**WHAT THIS TASK INVOLVES**
Every entry is to be set down a second time, precisely as written.

################

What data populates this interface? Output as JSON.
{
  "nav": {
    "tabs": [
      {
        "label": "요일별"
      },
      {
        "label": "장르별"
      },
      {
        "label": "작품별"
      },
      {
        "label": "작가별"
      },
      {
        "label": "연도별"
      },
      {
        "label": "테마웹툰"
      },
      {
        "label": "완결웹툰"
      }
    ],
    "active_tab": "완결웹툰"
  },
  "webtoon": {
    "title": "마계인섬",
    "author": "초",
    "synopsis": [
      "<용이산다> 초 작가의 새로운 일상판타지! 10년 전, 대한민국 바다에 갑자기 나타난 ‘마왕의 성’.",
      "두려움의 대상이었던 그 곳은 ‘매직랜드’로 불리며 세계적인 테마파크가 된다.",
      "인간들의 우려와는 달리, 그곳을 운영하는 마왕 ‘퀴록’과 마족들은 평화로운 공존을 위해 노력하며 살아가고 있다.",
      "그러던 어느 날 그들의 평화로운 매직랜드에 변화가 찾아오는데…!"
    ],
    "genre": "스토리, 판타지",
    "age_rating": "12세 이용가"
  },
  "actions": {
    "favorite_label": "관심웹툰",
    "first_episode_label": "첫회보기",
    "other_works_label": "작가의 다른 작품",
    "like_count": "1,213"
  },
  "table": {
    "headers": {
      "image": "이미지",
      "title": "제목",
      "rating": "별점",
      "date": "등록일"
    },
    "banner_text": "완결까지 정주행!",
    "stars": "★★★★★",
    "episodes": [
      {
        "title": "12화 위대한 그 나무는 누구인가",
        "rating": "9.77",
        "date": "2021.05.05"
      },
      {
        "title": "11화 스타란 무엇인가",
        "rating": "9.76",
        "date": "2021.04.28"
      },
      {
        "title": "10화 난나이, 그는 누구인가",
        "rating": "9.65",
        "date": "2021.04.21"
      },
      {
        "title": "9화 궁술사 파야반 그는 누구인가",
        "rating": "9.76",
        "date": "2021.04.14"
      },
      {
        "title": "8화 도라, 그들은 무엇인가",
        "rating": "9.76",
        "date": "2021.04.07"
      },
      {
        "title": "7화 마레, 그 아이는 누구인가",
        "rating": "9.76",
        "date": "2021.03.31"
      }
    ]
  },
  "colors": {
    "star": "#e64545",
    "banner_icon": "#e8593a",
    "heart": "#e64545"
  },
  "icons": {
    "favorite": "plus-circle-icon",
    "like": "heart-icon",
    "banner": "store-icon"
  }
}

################

**EXERCISE RESPONSE**
What data populates this interface? Output as JSON.
{
  "nav": {
    "tabs": [
      {
        "label": "요일별"
      },
      {
        "label": "장르별"
      },
      {
        "label": "작품별"
      },
      {
        "label": "작가별"
      },
      {
        "label": "연도별"
      },
      {
        "label": "테마웹툰"
      },
      {
        "label": "완결웹툰"
      }
    ],
    "active_tab": "완결웹툰"
  },
  "webtoon": {
    "title": "마계인섬",
    "author": "초",
    "synopsis": [
      "<용이산다> 초 작가의 새로운 일상판타지! 10년 전, 대한민국 바다에 갑자기 나타난 ‘마왕의 성’.",
      "두려움의 대상이었던 그 곳은 ‘매직랜드’로 불리며 세계적인 테마파크가 된다.",
      "인간들의 우려와는 달리, 그곳을 운영하는 마왕 ‘퀴록’과 마족들은 평화로운 공존을 위해 노력하며 살아가고 있다.",
      "그러던 어느 날 그들의 평화로운 매직랜드에 변화가 찾아오는데…!"
    ],
    "genre": "스토리, 판타지",
    "age_rating": "12세 이용가"
  },
  "actions": {
    "favorite_label": "관심웹툰",
    "first_episode_label": "첫회보기",
    "other_works_label": "작가의 다른 작품",
    "like_count": "1,213"
  },
  "table": {
    "headers": {
      "image": "이미지",
      "title": "제목",
      "rating": "별점",
      "date": "등록일"
    },
    "banner_text": "완결까지 정주행!",
    "stars": "★★★★★",
    "episodes": [
      {
        "title": "12화 위대한 그 나무는 누구인가",
        "rating": "9.77",
        "date": "2021.05.05"
      },
      {
        "title": "11화 스타란 무엇인가",
        "rating": "9.76",
        "date": "2021.04.28"
      },
      {
        "title": "10화 난나이, 그는 누구인가",
        "rating": "9.65",
        "date": "2021.04.21"
      },
      {
        "title": "9화 궁술사 파야반 그는 누구인가",
        "rating": "9.76",
        "date": "2021.04.14"
      },
      {
        "title": "8화 도라, 그들은 무엇인가",
        "rating": "9.76",
        "date": "2021.04.07"
      },
      {
        "title": "7화 마레, 그 아이는 누구인가",
        "rating": "9.76",
        "date": "2021.03.31"
      }
    ]
  },
  "colors": {
    "star": "#e64545",
    "banner_icon": "#e8593a",
    "heart": "#e64545"
  },
  "icons": {
    "favorite": "plus-circle-icon",
    "like": "heart-icon",
    "banner": "store-icon"
  }
}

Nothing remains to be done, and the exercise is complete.